ABOUT THIS TASK: Only the pictures should be dropped; copy the rest of the entries exactly.
**********
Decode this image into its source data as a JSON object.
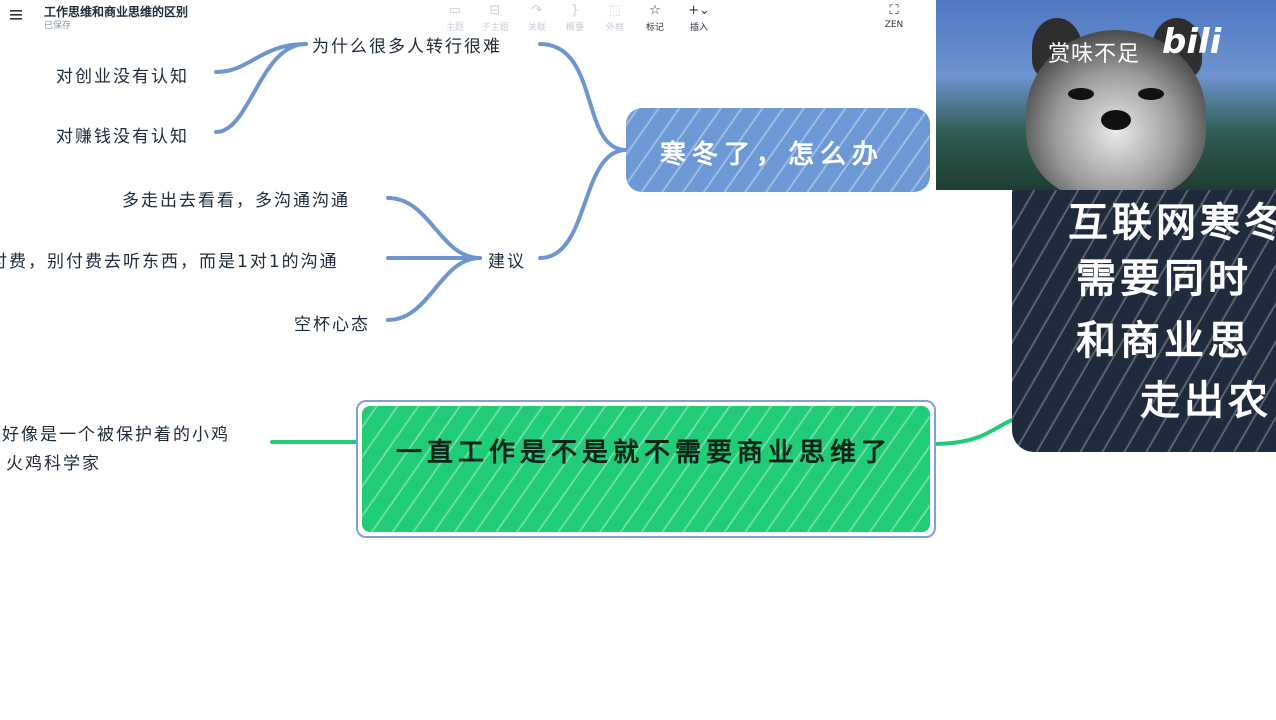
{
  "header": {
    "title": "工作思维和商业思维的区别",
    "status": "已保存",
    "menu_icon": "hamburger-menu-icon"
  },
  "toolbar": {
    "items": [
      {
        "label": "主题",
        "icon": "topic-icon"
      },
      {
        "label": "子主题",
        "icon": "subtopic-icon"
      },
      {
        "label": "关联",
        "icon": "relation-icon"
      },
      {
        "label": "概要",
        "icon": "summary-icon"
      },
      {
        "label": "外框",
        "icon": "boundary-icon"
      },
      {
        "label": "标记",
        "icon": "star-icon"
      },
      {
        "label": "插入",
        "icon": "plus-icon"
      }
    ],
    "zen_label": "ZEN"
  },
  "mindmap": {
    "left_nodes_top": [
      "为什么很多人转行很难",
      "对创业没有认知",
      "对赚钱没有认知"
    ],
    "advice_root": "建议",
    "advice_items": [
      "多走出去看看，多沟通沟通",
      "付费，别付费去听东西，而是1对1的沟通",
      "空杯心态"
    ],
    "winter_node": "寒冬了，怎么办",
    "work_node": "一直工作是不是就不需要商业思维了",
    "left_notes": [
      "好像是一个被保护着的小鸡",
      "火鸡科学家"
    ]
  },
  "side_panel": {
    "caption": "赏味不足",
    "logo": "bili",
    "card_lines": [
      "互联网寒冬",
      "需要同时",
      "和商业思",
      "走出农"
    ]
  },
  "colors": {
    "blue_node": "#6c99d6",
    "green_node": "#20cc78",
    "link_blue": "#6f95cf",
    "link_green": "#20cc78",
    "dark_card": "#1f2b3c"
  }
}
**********
ANSWER TO THIS PROBLEM:
Decode this image into its source data as a JSON object.
{
  "header": {
    "title": "工作思维和商业思维的区别",
    "status": "已保存",
    "menu_icon": "hamburger-menu-icon"
  },
  "toolbar": {
    "items": [
      {
        "label": "主题",
        "icon": "topic-icon"
      },
      {
        "label": "子主题",
        "icon": "subtopic-icon"
      },
      {
        "label": "关联",
        "icon": "relation-icon"
      },
      {
        "label": "概要",
        "icon": "summary-icon"
      },
      {
        "label": "外框",
        "icon": "boundary-icon"
      },
      {
        "label": "标记",
        "icon": "star-icon"
      },
      {
        "label": "插入",
        "icon": "plus-icon"
      }
    ],
    "zen_label": "ZEN"
  },
  "mindmap": {
    "left_nodes_top": [
      "为什么很多人转行很难",
      "对创业没有认知",
      "对赚钱没有认知"
    ],
    "advice_root": "建议",
    "advice_items": [
      "多走出去看看，多沟通沟通",
      "付费，别付费去听东西，而是1对1的沟通",
      "空杯心态"
    ],
    "winter_node": "寒冬了，怎么办",
    "work_node": "一直工作是不是就不需要商业思维了",
    "left_notes": [
      "好像是一个被保护着的小鸡",
      "火鸡科学家"
    ]
  },
  "side_panel": {
    "caption": "赏味不足",
    "logo": "bili",
    "card_lines": [
      "互联网寒冬",
      "需要同时",
      "和商业思",
      "走出农"
    ]
  },
  "colors": {
    "blue_node": "#6c99d6",
    "green_node": "#20cc78",
    "link_blue": "#6f95cf",
    "link_green": "#20cc78",
    "dark_card": "#1f2b3c"
  }
}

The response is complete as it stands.